- Task data
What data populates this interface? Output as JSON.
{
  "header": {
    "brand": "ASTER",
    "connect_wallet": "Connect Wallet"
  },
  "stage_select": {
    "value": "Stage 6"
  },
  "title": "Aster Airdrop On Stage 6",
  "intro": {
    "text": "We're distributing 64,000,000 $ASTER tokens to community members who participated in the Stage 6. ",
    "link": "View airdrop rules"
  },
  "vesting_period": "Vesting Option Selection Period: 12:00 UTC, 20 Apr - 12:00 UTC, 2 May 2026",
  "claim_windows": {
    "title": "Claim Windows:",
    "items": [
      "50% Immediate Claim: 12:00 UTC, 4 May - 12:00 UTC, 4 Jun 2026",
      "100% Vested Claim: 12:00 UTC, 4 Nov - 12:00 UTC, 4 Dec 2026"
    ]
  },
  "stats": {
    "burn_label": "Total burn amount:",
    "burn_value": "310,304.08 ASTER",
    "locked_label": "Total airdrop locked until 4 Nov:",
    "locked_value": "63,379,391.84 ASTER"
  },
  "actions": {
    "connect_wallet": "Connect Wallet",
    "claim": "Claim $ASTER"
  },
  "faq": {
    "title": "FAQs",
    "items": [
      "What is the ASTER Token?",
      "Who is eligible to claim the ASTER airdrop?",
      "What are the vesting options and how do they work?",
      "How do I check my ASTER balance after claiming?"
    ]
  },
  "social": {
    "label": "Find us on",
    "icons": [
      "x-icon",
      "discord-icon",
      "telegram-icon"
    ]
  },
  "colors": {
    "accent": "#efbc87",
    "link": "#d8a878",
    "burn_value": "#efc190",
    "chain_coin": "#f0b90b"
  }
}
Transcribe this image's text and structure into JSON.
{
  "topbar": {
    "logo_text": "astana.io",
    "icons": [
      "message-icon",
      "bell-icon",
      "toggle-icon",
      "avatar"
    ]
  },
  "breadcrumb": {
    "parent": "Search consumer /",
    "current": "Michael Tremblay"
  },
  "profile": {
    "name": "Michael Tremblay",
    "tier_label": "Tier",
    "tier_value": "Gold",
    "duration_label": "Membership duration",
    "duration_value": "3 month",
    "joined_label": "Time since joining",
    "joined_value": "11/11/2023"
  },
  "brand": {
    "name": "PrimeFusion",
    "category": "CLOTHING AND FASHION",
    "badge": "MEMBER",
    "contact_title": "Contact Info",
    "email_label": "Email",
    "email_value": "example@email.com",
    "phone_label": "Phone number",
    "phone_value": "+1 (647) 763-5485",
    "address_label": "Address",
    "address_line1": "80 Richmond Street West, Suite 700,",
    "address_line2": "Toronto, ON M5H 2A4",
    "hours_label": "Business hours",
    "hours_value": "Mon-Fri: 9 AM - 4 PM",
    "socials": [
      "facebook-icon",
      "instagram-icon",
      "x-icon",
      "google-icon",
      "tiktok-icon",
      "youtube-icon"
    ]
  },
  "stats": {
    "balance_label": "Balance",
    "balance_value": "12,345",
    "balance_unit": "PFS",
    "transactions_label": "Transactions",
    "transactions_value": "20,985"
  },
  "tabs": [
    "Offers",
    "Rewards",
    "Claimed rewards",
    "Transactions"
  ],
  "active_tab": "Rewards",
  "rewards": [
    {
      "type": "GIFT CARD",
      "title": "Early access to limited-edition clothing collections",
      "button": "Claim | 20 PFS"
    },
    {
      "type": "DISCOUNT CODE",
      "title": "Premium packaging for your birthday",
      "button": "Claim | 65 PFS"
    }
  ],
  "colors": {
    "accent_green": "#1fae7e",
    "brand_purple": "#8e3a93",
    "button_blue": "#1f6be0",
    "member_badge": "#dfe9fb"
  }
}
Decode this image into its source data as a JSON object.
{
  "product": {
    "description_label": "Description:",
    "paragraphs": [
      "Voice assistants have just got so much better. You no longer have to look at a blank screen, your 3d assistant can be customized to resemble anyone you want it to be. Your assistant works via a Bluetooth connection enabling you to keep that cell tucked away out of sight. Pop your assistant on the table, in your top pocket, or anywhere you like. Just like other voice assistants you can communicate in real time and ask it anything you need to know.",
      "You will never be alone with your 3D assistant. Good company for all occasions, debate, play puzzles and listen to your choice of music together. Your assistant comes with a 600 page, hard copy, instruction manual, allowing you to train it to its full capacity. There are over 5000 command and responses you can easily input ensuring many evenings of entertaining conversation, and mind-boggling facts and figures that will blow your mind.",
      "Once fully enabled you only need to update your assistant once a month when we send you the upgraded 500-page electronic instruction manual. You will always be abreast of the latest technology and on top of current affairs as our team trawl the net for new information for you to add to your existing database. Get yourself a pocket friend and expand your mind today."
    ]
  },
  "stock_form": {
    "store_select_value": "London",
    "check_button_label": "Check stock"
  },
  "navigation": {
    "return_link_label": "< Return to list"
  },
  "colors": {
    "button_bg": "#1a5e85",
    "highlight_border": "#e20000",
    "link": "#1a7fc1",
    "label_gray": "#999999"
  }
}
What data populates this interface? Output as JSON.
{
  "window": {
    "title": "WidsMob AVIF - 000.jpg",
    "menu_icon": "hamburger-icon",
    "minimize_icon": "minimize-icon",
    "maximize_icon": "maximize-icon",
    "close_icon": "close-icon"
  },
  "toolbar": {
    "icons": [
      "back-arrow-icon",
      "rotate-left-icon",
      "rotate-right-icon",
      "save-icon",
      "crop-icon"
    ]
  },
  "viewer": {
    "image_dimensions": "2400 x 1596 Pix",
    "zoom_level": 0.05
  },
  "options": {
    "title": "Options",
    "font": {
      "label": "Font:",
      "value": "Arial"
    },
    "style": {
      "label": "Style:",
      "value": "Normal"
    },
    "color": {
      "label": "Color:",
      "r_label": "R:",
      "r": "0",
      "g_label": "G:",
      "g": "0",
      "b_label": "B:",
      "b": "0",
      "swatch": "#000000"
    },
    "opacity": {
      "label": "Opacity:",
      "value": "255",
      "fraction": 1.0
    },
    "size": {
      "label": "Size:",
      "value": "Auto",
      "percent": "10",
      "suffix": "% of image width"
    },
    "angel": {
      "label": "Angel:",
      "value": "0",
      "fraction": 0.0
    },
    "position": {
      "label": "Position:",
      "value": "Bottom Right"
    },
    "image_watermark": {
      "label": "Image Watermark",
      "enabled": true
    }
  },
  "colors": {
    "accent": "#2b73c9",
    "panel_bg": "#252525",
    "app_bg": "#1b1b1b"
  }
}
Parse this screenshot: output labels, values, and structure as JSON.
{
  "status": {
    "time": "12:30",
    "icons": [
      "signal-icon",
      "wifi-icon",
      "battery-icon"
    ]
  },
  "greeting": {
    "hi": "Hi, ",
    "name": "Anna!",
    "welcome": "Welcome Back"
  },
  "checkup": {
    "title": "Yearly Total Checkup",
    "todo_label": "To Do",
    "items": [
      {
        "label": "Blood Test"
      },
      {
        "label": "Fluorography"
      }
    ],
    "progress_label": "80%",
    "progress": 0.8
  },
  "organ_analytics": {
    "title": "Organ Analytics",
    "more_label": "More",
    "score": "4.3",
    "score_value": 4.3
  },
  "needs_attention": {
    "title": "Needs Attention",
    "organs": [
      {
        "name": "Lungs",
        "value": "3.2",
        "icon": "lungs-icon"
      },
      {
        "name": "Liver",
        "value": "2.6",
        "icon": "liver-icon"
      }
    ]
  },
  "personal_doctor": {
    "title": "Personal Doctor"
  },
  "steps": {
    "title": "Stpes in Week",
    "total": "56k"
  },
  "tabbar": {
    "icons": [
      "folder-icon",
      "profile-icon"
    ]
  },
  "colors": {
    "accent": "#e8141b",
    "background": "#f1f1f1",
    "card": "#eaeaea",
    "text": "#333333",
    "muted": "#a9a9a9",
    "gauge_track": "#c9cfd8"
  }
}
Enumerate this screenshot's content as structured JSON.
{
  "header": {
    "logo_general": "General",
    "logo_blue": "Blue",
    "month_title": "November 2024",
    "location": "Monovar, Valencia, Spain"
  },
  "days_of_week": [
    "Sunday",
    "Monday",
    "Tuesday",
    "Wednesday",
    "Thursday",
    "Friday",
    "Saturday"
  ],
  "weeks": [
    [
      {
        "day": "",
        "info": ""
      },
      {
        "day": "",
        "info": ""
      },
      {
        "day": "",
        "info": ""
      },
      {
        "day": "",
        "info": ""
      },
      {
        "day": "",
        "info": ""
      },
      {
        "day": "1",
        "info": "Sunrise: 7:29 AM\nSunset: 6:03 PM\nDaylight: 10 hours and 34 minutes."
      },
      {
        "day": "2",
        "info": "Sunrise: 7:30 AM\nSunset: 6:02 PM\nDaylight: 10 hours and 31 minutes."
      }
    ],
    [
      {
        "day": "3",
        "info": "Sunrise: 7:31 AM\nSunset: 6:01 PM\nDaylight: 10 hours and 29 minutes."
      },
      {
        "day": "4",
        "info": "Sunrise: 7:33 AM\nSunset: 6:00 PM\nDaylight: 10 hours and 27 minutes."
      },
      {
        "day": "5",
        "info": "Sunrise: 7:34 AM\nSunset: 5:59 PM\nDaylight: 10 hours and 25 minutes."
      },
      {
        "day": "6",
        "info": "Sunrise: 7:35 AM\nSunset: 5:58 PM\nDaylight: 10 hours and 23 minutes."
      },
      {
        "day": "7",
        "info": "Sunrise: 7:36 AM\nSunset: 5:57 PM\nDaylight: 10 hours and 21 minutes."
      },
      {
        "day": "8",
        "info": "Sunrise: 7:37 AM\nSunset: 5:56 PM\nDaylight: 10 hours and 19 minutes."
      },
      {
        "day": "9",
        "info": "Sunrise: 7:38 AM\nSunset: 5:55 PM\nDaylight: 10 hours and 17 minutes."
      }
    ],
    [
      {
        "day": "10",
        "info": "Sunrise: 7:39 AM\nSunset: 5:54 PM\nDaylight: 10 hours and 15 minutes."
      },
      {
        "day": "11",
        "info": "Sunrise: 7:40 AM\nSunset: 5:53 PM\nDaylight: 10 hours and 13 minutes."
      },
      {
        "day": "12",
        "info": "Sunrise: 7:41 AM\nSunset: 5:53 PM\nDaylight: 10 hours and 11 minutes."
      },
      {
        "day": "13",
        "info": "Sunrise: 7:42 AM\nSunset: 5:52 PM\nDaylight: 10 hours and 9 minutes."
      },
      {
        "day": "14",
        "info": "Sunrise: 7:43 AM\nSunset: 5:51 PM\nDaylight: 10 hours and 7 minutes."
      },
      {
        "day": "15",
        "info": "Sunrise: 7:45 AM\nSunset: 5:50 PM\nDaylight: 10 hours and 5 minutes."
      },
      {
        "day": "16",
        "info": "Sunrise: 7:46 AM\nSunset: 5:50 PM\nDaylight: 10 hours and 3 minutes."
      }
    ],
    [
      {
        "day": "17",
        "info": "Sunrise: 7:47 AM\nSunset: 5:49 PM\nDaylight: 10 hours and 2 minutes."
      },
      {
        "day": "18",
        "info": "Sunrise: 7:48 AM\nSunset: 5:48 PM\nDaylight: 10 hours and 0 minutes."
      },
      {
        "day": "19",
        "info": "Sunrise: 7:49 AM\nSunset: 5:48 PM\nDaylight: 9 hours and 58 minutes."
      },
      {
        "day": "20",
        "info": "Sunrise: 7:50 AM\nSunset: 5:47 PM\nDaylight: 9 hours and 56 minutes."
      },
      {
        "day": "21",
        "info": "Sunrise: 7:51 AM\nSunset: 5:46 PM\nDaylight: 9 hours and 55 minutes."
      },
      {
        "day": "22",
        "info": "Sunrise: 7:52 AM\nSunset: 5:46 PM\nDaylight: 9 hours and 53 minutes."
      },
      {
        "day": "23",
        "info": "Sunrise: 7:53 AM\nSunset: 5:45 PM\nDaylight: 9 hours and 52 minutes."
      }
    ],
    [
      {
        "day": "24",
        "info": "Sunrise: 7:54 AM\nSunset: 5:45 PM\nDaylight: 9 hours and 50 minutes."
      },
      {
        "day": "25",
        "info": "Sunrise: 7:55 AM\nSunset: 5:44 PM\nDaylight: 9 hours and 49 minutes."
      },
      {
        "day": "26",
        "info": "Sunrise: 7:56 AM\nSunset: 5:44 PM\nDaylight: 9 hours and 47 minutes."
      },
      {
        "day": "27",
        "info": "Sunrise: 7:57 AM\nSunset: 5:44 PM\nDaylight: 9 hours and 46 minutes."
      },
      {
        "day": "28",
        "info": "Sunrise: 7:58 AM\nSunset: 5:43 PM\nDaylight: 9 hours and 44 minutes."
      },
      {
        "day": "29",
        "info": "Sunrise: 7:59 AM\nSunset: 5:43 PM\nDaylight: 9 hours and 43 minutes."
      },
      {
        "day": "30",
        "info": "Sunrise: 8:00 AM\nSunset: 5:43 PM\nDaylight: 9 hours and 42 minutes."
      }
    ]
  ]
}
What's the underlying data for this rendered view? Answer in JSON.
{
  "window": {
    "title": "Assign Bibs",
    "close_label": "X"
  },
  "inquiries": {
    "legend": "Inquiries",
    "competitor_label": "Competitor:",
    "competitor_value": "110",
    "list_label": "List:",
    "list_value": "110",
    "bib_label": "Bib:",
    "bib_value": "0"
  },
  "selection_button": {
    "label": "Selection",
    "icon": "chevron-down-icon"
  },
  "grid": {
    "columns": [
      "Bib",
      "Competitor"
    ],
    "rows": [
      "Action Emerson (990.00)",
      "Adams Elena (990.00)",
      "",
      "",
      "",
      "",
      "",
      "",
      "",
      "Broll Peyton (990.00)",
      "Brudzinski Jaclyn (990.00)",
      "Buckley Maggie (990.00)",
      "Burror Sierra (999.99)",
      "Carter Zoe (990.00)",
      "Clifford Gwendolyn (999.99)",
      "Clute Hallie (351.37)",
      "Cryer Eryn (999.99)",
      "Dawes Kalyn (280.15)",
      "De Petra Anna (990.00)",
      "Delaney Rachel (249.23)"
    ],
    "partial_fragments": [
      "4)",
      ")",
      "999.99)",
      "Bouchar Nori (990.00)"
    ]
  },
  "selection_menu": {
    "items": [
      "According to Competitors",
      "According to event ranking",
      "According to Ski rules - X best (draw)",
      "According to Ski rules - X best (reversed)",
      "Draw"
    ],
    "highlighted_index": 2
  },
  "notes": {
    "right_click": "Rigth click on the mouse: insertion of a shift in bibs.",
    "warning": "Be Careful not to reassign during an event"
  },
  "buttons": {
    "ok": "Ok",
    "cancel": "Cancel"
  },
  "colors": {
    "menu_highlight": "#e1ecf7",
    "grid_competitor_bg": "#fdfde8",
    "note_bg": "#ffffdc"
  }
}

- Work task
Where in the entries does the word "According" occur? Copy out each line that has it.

- Response area
      "According to Competitors",
      "According to event ranking",
      "According to Ski rules - X best (draw)",
      "According to Ski rules - X best (reversed)",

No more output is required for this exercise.